Dataset excerpts:

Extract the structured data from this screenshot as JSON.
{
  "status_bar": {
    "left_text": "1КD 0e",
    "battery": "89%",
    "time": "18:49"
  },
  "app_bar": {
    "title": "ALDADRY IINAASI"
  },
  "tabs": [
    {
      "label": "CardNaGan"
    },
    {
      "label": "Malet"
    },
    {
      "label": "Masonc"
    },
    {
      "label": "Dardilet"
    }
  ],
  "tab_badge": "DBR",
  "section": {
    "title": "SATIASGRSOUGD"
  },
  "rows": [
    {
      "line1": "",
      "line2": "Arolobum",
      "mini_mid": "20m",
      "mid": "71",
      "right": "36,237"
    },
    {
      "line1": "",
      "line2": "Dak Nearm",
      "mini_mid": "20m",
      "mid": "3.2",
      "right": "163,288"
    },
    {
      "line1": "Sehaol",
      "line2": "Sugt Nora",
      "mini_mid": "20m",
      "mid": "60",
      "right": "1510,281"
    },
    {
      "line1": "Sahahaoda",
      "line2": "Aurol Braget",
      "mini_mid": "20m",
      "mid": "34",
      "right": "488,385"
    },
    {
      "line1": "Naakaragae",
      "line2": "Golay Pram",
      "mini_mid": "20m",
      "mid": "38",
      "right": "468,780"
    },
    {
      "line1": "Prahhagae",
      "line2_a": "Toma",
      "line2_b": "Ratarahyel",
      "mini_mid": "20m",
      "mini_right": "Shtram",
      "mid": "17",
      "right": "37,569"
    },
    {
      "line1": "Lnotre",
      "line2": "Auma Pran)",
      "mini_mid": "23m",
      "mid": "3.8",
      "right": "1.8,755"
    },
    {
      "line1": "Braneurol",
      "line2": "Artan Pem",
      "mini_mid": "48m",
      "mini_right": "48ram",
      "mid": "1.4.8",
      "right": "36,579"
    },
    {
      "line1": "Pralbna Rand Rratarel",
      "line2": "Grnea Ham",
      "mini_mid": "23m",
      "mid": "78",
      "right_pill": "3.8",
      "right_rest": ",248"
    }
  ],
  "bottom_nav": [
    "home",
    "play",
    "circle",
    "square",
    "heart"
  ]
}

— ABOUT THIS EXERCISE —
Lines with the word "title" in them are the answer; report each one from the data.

— SOLUTION TO THIS PROBLEM —
    "title": "ALDADRY IINAASI"
    "title": "SATIASGRSOUGD"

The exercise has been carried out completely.